Jefferson: Change judicial selection system
By KELLEY SHANNON Associated Press Writer
© 2009 The Associated Press
Feb. 11, 2009
AUSTIN — Texas Supreme Court Chief Justice Wallace Jefferson told legislators Wednesday the state should change its system of electing judges to reduce the influence of money and straight-ticket voting on judicial races.
In his "State of the Judiciary" speech to the Legislature, Jefferson said he supports a system that some other states have in which judges are appointed based on merit then held accountable with elections to decide whether they get to remain in office.
Texas has been electing judges since 1876 and is one of only seven states that holds partisan judicial elections, he said. There are campaign contribution limits for judicial races, but statewide judicial candidates like Jefferson still raise large sums of money to get elected.
Jefferson said he shares retired U.S. Supreme Court Justice Sandra Day O'Connor's concern about the "corrosive influence" of money on judge elections.
Even the perception that money influences court cases destroys public confidence, he said.

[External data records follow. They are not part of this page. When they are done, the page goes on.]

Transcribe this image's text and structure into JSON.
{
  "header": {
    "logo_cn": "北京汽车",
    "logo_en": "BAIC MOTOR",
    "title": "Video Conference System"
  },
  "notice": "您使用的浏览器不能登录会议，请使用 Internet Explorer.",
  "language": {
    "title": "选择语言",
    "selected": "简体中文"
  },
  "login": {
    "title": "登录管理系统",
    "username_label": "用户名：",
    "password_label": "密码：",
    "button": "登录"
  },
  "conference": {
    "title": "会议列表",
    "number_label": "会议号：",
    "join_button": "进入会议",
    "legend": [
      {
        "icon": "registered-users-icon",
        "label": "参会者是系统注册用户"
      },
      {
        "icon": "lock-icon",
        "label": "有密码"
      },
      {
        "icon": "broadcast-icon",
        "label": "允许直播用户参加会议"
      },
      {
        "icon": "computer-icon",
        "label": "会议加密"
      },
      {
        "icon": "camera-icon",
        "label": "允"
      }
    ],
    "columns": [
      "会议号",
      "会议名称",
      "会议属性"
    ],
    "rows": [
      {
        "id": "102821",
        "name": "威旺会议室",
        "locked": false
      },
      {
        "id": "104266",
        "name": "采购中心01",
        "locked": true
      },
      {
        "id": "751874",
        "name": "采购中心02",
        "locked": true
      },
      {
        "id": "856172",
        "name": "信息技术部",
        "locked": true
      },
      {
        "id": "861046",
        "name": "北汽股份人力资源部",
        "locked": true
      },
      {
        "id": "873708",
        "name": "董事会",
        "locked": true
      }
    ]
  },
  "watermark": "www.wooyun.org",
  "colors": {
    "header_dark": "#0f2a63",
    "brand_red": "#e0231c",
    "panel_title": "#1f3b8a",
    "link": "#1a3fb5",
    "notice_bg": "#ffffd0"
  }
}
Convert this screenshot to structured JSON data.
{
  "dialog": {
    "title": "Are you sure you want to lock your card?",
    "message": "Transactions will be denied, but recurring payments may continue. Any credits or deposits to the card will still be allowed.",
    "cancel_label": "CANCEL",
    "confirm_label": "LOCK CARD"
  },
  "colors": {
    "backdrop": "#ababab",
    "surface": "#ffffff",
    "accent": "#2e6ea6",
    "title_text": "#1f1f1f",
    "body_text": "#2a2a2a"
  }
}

"A merit system, in which voters later vote the judge up or down, is the best remedy, but I commend any innovation in which the goals are to recruit and retain qualified judges, and to reduce the role of money in judicial campaigns," said Jefferson, to applause from legislators.
Republican Sen. Robert Duncan of Lubbock announced later in the day he filed legislation that would set up a judicial appointment system like the one Jefferson supports. His proposal would grandfather all current appellate justices into the new system and make them subject to a retention election when their current terms expire.
"We need to take the money and politics out of our judicial system," Duncan said. "No one should have to fear the justice system based on campaigns or contributions."
Consumer and government watchdog groups called Wednesday for such a change in the Texas judiciary before Jefferson's speech. One of those organizations, Texans for Public Justice, later praised Jefferson's remarks.
"Chief Justice Jefferson's acknowledgment that the Texas judicial election system is 'broken' is the first step in restoring faith in Texas courts," said Craig McDonald, director of TPJ. He urged the governor, lieutenant governor and Legislature to act swiftly on Jefferson's calls for merit selection of judges.
Previous Texas Supreme Court chief justices Tom Phillips and John Hill also advocated a merit selection system.
Jefferson, a Republican initially appointed to the court by Gov. Rick Perry and later elected, said he also worries that straight-ticket voting determines judicial election winners based on party affiliation. Partisan sweeps in urban counties in recent elections have caused qualified district judges to lose elections, he said.
And, he said, his recent re-election may have been as much because Republican presidential candidate John McCain did well in Texas as his judicial credentials.
Qualified Democrats and Republicans should have the chance to serve, he said.
"Justice must be blind — it must be as blind to party affiliation as to the litigant's social or financial status. The rule of law resonates across party lines," he said.
On another subject, Jefferson said he supports creating a commission to investigate every case of DNA exoneration and to establish statewide reforms.
Jefferson's Texas Supreme Court handles civil cases. The Court of Criminal Appeals is the state's highest criminal appeals court.
The judicial selection bill is SB 782.